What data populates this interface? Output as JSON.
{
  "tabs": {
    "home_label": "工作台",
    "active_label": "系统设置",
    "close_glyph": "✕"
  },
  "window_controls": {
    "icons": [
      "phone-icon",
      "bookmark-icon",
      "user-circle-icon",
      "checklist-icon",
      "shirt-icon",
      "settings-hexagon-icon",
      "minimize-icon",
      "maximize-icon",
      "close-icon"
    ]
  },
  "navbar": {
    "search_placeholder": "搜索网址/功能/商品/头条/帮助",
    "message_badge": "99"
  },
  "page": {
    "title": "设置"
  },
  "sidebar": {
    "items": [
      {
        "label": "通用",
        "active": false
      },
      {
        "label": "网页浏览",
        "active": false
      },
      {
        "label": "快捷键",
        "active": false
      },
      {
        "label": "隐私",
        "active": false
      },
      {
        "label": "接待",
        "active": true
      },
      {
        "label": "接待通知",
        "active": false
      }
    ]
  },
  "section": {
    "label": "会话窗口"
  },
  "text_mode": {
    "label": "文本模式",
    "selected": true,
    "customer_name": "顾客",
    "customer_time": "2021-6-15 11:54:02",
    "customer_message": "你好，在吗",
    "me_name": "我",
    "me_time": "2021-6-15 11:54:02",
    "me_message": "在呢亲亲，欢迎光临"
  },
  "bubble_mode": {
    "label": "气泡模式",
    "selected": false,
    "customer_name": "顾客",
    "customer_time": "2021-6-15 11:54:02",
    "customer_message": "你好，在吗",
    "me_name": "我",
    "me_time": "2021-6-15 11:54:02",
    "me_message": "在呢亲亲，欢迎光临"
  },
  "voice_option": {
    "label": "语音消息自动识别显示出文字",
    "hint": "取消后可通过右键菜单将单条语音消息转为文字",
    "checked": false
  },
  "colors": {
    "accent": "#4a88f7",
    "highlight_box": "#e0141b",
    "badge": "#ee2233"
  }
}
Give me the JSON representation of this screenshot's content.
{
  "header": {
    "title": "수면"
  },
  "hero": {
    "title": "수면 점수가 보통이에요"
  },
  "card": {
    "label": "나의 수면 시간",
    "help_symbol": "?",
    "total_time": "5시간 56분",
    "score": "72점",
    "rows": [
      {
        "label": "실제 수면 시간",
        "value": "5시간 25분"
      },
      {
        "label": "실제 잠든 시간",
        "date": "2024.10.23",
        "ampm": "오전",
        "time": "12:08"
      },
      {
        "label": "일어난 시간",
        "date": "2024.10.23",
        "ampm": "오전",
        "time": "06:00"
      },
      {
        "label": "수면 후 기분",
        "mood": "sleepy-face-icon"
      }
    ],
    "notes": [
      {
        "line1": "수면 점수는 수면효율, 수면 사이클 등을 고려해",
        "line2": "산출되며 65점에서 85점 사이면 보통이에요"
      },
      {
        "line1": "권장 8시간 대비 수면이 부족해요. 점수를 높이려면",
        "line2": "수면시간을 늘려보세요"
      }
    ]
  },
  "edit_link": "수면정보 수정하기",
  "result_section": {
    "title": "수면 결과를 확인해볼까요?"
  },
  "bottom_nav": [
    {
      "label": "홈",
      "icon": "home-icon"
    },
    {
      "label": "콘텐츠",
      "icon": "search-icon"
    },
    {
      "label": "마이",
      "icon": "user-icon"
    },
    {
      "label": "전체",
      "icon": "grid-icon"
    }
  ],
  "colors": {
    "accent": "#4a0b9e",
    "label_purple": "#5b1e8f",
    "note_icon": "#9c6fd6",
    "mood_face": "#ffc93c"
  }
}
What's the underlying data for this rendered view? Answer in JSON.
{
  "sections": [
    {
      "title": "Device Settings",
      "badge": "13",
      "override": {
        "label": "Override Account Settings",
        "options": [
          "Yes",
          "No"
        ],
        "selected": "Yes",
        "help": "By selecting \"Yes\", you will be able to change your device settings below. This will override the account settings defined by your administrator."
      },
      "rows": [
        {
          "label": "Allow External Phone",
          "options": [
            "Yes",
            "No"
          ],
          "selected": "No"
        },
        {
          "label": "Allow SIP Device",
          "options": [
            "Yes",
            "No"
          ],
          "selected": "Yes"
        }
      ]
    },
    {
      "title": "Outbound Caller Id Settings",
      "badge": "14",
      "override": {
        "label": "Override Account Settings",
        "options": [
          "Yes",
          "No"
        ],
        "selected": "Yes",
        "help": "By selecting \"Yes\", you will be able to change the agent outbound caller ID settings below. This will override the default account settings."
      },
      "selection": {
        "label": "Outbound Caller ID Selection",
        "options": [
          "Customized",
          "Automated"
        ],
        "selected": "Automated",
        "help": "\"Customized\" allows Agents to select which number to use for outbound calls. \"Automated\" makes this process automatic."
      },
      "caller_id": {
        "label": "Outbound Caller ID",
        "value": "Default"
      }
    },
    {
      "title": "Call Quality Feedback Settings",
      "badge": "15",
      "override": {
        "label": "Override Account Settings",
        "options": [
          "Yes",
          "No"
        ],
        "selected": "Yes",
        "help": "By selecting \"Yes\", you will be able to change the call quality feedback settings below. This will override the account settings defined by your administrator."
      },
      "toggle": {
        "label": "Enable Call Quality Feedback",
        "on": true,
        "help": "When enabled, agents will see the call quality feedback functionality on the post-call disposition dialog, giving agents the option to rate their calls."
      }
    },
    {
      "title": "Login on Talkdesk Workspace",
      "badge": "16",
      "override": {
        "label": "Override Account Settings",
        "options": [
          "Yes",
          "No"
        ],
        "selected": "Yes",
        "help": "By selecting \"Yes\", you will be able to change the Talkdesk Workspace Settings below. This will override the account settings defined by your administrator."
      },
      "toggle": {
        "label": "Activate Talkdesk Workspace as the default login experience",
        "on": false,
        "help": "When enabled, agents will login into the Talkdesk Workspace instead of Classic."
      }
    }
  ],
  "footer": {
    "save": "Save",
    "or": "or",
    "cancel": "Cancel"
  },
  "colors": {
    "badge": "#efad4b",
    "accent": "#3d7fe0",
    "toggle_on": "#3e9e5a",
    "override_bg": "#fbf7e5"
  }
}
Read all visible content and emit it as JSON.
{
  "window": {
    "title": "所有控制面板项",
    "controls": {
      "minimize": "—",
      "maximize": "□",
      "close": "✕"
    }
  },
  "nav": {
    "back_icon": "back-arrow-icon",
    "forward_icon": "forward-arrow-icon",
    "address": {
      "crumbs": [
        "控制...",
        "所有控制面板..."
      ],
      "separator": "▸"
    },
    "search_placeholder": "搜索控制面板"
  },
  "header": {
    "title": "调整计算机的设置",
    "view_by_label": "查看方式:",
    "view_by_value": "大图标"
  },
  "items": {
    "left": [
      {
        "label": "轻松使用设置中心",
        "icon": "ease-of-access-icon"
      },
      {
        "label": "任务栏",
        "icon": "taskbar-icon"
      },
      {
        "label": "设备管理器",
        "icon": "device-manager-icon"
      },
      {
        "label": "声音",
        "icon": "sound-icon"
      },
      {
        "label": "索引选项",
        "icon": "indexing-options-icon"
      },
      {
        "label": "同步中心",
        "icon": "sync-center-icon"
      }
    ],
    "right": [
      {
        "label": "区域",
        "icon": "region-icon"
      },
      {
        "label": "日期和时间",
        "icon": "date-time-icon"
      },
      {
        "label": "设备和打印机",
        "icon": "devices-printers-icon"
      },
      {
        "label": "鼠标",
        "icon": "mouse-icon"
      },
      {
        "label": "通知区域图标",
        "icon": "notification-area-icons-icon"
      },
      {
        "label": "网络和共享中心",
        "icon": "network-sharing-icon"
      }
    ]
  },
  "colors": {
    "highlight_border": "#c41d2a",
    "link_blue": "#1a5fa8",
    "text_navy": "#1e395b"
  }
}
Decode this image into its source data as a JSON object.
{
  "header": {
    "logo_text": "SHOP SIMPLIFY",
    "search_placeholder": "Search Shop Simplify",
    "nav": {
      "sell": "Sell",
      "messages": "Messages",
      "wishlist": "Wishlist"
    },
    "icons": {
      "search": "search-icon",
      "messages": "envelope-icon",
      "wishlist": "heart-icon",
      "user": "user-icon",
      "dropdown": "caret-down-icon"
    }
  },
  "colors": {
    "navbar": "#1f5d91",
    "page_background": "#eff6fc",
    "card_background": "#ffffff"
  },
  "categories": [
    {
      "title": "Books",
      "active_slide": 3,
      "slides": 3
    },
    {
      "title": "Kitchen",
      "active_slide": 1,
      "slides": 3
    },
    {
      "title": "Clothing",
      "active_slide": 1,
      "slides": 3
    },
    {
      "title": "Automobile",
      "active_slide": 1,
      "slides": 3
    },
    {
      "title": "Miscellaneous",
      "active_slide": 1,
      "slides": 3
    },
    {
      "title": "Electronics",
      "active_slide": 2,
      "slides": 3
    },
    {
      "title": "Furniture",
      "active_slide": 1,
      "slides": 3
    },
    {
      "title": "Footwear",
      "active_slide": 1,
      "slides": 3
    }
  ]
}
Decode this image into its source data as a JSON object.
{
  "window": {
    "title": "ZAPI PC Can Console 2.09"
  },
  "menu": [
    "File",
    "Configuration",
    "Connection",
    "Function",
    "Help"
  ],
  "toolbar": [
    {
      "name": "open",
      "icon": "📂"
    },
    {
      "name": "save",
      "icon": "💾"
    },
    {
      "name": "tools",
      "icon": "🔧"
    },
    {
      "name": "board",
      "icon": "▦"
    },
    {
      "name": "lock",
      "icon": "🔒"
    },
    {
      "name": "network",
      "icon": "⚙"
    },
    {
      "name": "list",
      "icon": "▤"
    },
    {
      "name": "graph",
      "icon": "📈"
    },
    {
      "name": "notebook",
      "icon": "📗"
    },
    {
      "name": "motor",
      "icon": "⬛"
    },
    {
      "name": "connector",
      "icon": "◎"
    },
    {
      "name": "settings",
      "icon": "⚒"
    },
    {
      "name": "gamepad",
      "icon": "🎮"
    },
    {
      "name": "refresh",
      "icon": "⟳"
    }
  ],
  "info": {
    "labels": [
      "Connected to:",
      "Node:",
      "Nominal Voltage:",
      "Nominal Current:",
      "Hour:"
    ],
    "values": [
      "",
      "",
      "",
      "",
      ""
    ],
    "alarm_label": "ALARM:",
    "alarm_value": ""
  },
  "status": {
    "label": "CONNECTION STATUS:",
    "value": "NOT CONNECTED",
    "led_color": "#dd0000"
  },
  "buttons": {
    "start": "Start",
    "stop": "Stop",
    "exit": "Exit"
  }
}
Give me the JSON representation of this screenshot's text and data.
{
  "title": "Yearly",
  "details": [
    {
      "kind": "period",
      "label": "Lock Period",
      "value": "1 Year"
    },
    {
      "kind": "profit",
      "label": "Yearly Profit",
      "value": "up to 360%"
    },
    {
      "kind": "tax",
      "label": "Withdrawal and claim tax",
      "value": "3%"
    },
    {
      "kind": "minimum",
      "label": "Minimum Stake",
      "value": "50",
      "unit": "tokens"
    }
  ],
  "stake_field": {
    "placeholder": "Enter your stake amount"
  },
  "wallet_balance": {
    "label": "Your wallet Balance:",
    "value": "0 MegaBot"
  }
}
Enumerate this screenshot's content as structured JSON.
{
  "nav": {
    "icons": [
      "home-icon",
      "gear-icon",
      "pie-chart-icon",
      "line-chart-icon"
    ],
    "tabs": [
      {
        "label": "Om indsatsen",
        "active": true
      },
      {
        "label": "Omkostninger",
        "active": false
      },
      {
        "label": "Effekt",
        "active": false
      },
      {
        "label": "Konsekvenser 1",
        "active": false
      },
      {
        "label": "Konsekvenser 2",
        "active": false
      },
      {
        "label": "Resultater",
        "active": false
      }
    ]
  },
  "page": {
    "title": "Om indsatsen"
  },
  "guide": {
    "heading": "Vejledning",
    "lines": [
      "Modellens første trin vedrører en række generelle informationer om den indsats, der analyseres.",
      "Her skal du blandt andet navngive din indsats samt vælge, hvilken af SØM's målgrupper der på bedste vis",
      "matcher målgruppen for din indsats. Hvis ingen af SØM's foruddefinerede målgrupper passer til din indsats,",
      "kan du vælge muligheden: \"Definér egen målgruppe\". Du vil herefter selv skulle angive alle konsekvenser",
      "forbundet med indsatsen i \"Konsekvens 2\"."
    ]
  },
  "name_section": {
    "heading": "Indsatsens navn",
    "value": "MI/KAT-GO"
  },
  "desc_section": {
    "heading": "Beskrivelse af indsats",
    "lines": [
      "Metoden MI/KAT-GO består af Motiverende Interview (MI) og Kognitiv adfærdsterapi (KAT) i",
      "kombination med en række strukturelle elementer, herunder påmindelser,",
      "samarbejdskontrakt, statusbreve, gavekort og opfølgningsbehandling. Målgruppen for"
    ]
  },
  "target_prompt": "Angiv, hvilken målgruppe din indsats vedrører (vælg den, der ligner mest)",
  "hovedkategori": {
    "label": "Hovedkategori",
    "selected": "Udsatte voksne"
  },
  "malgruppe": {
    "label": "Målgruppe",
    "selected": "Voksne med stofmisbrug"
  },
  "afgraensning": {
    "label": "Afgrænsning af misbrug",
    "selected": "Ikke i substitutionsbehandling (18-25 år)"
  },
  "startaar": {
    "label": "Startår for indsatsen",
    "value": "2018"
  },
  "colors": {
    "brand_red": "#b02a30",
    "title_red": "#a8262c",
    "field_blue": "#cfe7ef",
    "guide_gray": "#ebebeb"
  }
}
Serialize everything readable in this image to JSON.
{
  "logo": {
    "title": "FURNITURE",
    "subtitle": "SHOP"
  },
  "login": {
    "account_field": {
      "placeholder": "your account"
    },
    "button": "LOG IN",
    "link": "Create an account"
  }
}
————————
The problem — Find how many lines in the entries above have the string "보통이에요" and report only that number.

Written answer — 2